┌──

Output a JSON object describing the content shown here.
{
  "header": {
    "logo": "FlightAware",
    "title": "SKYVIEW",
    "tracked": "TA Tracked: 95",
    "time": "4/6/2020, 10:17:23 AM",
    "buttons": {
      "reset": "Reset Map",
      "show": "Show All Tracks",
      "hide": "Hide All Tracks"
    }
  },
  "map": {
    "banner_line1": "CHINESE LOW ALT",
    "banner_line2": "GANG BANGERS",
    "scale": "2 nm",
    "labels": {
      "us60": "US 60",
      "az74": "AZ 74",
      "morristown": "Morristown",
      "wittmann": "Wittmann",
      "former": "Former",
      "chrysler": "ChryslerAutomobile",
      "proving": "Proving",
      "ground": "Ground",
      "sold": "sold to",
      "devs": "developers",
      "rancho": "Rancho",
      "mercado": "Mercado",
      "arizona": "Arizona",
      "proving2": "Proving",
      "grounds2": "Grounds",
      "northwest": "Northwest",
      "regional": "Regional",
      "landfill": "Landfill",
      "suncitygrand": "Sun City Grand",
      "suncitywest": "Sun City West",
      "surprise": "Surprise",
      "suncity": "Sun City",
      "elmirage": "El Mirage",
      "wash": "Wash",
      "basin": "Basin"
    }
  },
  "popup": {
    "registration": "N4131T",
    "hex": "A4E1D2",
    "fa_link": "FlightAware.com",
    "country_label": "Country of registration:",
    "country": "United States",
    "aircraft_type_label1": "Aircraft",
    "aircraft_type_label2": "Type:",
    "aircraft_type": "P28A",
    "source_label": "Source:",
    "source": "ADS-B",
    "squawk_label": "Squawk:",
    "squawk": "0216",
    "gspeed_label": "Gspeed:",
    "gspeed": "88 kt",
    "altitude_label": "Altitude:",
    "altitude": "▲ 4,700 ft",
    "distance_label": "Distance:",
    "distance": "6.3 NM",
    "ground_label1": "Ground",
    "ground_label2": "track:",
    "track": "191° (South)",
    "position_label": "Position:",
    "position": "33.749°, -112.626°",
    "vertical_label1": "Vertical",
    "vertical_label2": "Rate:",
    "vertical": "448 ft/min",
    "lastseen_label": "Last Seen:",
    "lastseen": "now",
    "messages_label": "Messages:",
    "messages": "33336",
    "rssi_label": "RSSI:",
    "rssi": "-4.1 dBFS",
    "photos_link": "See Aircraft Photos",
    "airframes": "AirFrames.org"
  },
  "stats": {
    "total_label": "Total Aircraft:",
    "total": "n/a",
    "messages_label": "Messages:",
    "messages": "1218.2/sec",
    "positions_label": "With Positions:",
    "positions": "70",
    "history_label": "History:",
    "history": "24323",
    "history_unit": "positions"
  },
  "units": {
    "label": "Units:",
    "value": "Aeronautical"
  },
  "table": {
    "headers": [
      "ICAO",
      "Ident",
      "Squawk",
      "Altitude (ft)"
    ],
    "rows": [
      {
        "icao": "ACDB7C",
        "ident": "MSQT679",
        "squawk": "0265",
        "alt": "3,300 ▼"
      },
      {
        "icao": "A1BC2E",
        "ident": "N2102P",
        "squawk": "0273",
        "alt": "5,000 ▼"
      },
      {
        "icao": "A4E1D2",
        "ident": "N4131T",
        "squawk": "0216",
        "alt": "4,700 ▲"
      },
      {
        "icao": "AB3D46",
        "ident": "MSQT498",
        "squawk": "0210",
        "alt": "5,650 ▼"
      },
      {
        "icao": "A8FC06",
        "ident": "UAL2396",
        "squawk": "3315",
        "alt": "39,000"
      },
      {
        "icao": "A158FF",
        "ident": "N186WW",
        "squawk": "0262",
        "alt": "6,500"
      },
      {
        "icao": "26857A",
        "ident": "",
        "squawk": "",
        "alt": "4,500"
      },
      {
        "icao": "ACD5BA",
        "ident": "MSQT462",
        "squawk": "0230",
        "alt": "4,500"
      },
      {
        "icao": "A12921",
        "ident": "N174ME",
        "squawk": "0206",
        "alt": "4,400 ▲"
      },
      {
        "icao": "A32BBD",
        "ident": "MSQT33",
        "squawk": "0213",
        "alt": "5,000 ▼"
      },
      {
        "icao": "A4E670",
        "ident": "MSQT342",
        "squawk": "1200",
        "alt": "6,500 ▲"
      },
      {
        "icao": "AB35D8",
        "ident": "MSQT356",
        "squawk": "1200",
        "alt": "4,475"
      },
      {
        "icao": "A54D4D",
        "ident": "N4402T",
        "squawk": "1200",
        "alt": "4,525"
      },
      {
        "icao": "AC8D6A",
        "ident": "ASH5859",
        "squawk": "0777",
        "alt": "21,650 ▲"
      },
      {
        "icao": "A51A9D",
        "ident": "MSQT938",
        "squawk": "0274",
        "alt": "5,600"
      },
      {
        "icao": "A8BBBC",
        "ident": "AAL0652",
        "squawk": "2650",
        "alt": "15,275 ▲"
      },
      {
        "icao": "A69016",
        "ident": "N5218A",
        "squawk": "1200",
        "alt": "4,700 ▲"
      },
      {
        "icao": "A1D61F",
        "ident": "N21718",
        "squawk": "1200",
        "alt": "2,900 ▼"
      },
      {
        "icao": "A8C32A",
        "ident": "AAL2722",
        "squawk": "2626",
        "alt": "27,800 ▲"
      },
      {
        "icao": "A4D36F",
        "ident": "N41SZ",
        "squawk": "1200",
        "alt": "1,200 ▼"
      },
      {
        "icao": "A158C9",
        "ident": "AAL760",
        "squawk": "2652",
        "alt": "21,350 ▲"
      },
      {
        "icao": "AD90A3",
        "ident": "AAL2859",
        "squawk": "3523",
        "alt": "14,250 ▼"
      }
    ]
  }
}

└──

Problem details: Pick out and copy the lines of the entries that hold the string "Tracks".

Task solution:
      "show": "Show All Tracks",
      "hide": "Hide All Tracks"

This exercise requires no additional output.